A Model Partnership for the Escalante River
Not long ago, we introduced CLF blog readers to a group of people calling themselves the Escalante River Watershed Partnership who have worked effectively since 2009 to improve conditions in and around southern Utah’s Escalante River. They have been so effective, in fact, that last spring Interior Secretary Ken Salazar identified the partnership as one of 10 exceptional river projects across the United States to serve as models for America’s Great Outdoors River Initiative. And they have been nominated again in 2013.
Working with the Rivers Initiative, the Partnership intends to deliver tangible improvements in river health and recreation; provide replicable models for river restoration and recreation; provide easy access to tools and services that the local community can use to protect, restore, and enjoy the Escalante River; and inspire others to take action to secure economic, social and ecological benefits that come with having a healthy river.

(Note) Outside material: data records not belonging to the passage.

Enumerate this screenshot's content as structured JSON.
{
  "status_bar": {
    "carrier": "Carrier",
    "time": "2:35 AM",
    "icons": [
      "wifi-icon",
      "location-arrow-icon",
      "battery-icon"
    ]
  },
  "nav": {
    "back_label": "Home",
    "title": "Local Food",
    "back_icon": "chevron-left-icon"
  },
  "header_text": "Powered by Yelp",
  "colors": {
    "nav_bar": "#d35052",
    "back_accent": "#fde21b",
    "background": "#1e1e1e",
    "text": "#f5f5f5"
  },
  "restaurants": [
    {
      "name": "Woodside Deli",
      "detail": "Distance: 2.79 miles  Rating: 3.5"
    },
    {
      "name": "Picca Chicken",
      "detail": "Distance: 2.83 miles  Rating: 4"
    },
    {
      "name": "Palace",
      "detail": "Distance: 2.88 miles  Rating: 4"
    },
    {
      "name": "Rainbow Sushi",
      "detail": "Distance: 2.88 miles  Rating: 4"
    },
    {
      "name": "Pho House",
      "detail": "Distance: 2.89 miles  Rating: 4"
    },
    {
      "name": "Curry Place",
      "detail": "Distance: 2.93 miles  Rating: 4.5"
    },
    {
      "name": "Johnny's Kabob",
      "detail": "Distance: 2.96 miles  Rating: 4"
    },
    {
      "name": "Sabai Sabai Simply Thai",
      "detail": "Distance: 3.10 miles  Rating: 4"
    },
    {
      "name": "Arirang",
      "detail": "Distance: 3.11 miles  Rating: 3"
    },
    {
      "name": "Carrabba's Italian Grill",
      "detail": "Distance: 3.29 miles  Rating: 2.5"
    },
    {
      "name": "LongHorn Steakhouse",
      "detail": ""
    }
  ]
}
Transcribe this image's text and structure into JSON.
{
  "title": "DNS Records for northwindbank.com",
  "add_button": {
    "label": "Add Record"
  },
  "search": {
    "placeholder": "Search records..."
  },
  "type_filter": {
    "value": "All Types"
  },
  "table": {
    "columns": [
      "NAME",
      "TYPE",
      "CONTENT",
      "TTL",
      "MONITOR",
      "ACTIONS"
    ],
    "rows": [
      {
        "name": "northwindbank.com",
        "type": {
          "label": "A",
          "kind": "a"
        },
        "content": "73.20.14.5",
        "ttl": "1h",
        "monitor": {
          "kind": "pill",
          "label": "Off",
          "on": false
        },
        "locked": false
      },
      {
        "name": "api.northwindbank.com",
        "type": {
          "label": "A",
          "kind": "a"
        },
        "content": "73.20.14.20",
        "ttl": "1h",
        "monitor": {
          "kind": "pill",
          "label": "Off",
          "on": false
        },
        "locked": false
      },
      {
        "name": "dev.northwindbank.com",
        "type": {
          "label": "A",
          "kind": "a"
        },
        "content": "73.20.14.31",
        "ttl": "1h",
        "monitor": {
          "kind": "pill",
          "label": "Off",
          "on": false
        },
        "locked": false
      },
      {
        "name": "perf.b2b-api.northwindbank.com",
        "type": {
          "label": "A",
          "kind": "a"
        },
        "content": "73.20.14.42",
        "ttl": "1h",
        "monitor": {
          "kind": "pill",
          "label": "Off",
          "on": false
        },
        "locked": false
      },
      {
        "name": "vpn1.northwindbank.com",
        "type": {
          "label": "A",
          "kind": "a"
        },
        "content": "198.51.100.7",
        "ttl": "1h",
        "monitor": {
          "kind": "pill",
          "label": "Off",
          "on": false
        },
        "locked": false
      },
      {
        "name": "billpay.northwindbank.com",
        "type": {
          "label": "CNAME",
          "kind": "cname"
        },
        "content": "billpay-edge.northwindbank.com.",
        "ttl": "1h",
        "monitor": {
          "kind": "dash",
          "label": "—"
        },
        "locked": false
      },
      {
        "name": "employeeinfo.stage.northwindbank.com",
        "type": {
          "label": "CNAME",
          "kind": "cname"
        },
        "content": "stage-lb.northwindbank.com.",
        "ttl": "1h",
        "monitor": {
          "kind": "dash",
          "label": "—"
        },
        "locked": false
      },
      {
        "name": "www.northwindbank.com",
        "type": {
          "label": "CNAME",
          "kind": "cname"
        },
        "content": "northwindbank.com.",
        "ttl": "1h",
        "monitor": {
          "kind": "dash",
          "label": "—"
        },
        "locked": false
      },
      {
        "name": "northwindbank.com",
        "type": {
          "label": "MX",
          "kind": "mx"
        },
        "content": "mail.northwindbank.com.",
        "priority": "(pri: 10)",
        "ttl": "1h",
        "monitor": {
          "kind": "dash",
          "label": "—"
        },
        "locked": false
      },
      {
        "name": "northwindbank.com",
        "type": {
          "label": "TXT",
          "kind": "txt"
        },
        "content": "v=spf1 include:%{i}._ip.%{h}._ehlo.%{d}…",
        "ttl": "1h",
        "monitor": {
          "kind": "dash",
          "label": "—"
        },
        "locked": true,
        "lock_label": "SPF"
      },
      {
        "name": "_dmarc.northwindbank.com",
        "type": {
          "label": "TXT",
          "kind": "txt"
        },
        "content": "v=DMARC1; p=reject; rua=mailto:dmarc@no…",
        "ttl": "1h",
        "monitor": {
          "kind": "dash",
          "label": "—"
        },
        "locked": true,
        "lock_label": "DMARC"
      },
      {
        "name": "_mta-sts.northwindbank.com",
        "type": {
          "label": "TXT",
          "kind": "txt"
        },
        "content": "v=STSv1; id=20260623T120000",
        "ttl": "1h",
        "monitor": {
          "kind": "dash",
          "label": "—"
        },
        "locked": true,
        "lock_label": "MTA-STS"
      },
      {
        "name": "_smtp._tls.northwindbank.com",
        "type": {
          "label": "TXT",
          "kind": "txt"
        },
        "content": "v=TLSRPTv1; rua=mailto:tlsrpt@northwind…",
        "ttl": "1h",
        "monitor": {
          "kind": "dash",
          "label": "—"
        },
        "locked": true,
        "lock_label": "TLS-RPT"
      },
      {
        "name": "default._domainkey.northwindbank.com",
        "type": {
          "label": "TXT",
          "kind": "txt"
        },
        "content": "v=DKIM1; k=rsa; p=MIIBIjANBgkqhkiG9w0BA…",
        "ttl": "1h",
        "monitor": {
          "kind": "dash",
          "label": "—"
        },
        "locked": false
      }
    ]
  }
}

February 25-27, the Partnership met in Cedar City, UT to review accomplishments in 2012, look ahead to this year’s work plan, and agree on updates to the group’s 10-year Action Plan. Updated annually and “adaptively,” this plan guides the restoration of the watershed, encompassing issues of water quality and quantity, restoring the river corridor, preserving native species, conducting and applying solid research, and educating people living in the watershed.
They are a collegial and fun group, too, gathering at the end of a long meeting day at Toadz, a Cedar City watering hole, for happy hour and more brainstorming. All together, the Partnership is made up of people representing approximately 30 organizations. Friends Grassroots Network member, Grand Staircase Escalante Partners, is among them. (Partners, not to be confused with the Partnership. uff-da!)
In the coming months, all of the Partnership’s working committees (Coordination, Woody Invasive Control and Restoration, Conservation Targets, and Education and Outreach) will be diving in to their respective work plans and on-the-ground projects. In other words, they’re going to get stuff done. The Outreach and Education Committee, in particular, has a long list of projects to set in motion that will help spread the word—wide and far—about just how successful and beneficial the Partnership has been for the river and for communities that depend on it.
From time to time, we’ll be reporting on that work here on the Conservation Lands Foundation blog. In the meantime, you can follow them on Facebook.